Your output must match the data word for word, with every line included.

Web page and app entries:
::::::
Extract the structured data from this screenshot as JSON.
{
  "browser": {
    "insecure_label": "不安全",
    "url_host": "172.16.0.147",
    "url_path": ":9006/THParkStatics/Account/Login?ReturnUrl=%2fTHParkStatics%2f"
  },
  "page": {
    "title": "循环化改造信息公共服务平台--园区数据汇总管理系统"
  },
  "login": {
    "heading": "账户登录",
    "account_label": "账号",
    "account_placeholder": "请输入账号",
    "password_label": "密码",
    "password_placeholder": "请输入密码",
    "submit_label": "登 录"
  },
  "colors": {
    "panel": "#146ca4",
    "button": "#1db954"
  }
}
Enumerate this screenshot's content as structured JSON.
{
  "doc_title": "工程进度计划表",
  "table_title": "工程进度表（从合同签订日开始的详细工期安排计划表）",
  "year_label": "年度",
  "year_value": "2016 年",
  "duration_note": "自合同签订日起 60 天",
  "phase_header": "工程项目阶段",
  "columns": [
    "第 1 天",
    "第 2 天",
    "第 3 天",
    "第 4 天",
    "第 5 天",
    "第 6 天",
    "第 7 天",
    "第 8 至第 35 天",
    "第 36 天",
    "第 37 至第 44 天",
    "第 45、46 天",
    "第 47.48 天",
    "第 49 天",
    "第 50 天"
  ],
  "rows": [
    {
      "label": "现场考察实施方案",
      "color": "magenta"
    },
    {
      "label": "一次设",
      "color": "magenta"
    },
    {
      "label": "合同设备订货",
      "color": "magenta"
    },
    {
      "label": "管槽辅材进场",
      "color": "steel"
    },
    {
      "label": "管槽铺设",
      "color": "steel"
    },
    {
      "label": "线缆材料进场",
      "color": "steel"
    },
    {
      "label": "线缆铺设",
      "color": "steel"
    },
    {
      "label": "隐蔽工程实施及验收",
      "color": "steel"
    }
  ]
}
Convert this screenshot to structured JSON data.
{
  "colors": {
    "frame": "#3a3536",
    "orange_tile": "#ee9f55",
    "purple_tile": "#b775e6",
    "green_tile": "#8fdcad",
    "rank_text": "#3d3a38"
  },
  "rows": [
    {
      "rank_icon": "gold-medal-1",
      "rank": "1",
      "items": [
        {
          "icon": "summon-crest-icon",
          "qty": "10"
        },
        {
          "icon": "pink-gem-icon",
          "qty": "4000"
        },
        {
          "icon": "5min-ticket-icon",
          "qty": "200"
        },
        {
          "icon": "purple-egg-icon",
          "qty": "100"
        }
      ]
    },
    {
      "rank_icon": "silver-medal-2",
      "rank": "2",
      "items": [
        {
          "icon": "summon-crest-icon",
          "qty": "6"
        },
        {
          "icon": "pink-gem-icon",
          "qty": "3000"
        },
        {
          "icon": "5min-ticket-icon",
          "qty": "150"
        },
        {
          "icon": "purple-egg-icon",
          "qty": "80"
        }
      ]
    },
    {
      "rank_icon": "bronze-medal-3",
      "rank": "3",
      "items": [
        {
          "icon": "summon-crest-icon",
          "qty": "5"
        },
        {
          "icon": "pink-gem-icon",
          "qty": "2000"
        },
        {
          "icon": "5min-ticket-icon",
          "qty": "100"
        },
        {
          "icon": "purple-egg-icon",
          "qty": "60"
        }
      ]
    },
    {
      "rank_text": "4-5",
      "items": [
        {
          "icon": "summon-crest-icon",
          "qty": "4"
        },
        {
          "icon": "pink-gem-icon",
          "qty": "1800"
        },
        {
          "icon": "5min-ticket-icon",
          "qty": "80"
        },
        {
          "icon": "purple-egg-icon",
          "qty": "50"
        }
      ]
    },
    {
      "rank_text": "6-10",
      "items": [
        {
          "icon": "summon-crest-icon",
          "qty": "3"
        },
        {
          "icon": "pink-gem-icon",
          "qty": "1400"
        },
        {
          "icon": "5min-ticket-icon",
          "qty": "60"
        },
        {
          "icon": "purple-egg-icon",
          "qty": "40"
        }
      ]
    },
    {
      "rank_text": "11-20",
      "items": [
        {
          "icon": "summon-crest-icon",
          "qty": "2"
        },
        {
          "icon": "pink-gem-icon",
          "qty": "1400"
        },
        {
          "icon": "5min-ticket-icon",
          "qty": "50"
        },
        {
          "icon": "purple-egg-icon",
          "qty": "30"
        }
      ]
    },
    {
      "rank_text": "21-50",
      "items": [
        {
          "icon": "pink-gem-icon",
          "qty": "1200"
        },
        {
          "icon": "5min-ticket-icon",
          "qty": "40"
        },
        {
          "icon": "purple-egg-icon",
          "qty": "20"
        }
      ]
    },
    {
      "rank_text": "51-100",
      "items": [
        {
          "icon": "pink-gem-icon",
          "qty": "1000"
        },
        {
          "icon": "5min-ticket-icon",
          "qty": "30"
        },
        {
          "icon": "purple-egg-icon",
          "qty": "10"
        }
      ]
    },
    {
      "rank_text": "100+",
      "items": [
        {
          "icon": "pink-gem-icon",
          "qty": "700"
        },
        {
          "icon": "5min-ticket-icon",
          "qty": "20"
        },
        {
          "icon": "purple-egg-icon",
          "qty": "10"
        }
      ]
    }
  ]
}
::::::
Exercise output
Extract the structured data from this screenshot as JSON.
{
  "browser": {
    "insecure_label": "不安全",
    "url_host": "172.16.0.147",
    "url_path": ":9006/THParkStatics/Account/Login?ReturnUrl=%2fTHParkStatics%2f"
  },
  "page": {
    "title": "循环化改造信息公共服务平台--园区数据汇总管理系统"
  },
  "login": {
    "heading": "账户登录",
    "account_label": "账号",
    "account_placeholder": "请输入账号",
    "password_label": "密码",
    "password_placeholder": "请输入密码",
    "submit_label": "登 录"
  },
  "colors": {
    "panel": "#146ca4",
    "button": "#1db954"
  }
}
Enumerate this screenshot's content as structured JSON.
{
  "doc_title": "工程进度计划表",
  "table_title": "工程进度表（从合同签订日开始的详细工期安排计划表）",
  "year_label": "年度",
  "year_value": "2016 年",
  "duration_note": "自合同签订日起 60 天",
  "phase_header": "工程项目阶段",
  "columns": [
    "第 1 天",
    "第 2 天",
    "第 3 天",
    "第 4 天",
    "第 5 天",
    "第 6 天",
    "第 7 天",
    "第 8 至第 35 天",
    "第 36 天",
    "第 37 至第 44 天",
    "第 45、46 天",
    "第 47.48 天",
    "第 49 天",
    "第 50 天"
  ],
  "rows": [
    {
      "label": "现场考察实施方案",
      "color": "magenta"
    },
    {
      "label": "一次设",
      "color": "magenta"
    },
    {
      "label": "合同设备订货",
      "color": "magenta"
    },
    {
      "label": "管槽辅材进场",
      "color": "steel"
    },
    {
      "label": "管槽铺设",
      "color": "steel"
    },
    {
      "label": "线缆材料进场",
      "color": "steel"
    },
    {
      "label": "线缆铺设",
      "color": "steel"
    },
    {
      "label": "隐蔽工程实施及验收",
      "color": "steel"
    }
  ]
}
Convert this screenshot to structured JSON data.
{
  "colors": {
    "frame": "#3a3536",
    "orange_tile": "#ee9f55",
    "purple_tile": "#b775e6",
    "green_tile": "#8fdcad",
    "rank_text": "#3d3a38"
  },
  "rows": [
    {
      "rank_icon": "gold-medal-1",
      "rank": "1",
      "items": [
        {
          "icon": "summon-crest-icon",
          "qty": "10"
        },
        {
          "icon": "pink-gem-icon",
          "qty": "4000"
        },
        {
          "icon": "5min-ticket-icon",
          "qty": "200"
        },
        {
          "icon": "purple-egg-icon",
          "qty": "100"
        }
      ]
    },
    {
      "rank_icon": "silver-medal-2",
      "rank": "2",
      "items": [
        {
          "icon": "summon-crest-icon",
          "qty": "6"
        },
        {
          "icon": "pink-gem-icon",
          "qty": "3000"
        },
        {
          "icon": "5min-ticket-icon",
          "qty": "150"
        },
        {
          "icon": "purple-egg-icon",
          "qty": "80"
        }
      ]
    },
    {
      "rank_icon": "bronze-medal-3",
      "rank": "3",
      "items": [
        {
          "icon": "summon-crest-icon",
          "qty": "5"
        },
        {
          "icon": "pink-gem-icon",
          "qty": "2000"
        },
        {
          "icon": "5min-ticket-icon",
          "qty": "100"
        },
        {
          "icon": "purple-egg-icon",
          "qty": "60"
        }
      ]
    },
    {
      "rank_text": "4-5",
      "items": [
        {
          "icon": "summon-crest-icon",
          "qty": "4"
        },
        {
          "icon": "pink-gem-icon",
          "qty": "1800"
        },
        {
          "icon": "5min-ticket-icon",
          "qty": "80"
        },
        {
          "icon": "purple-egg-icon",
          "qty": "50"
        }
      ]
    },
    {
      "rank_text": "6-10",
      "items": [
        {
          "icon": "summon-crest-icon",
          "qty": "3"
        },
        {
          "icon": "pink-gem-icon",
          "qty": "1400"
        },
        {
          "icon": "5min-ticket-icon",
          "qty": "60"
        },
        {
          "icon": "purple-egg-icon",
          "qty": "40"
        }
      ]
    },
    {
      "rank_text": "11-20",
      "items": [
        {
          "icon": "summon-crest-icon",
          "qty": "2"
        },
        {
          "icon": "pink-gem-icon",
          "qty": "1400"
        },
        {
          "icon": "5min-ticket-icon",
          "qty": "50"
        },
        {
          "icon": "purple-egg-icon",
          "qty": "30"
        }
      ]
    },
    {
      "rank_text": "21-50",
      "items": [
        {
          "icon": "pink-gem-icon",
          "qty": "1200"
        },
        {
          "icon": "5min-ticket-icon",
          "qty": "40"
        },
        {
          "icon": "purple-egg-icon",
          "qty": "20"
        }
      ]
    },
    {
      "rank_text": "51-100",
      "items": [
        {
          "icon": "pink-gem-icon",
          "qty": "1000"
        },
        {
          "icon": "5min-ticket-icon",
          "qty": "30"
        },
        {
          "icon": "purple-egg-icon",
          "qty": "10"
        }
      ]
    },
    {
      "rank_text": "100+",
      "items": [
        {
          "icon": "pink-gem-icon",
          "qty": "700"
        },
        {
          "icon": "5min-ticket-icon",
          "qty": "20"
        },
        {
          "icon": "purple-egg-icon",
          "qty": "10"
        }
      ]
    }
  ]
}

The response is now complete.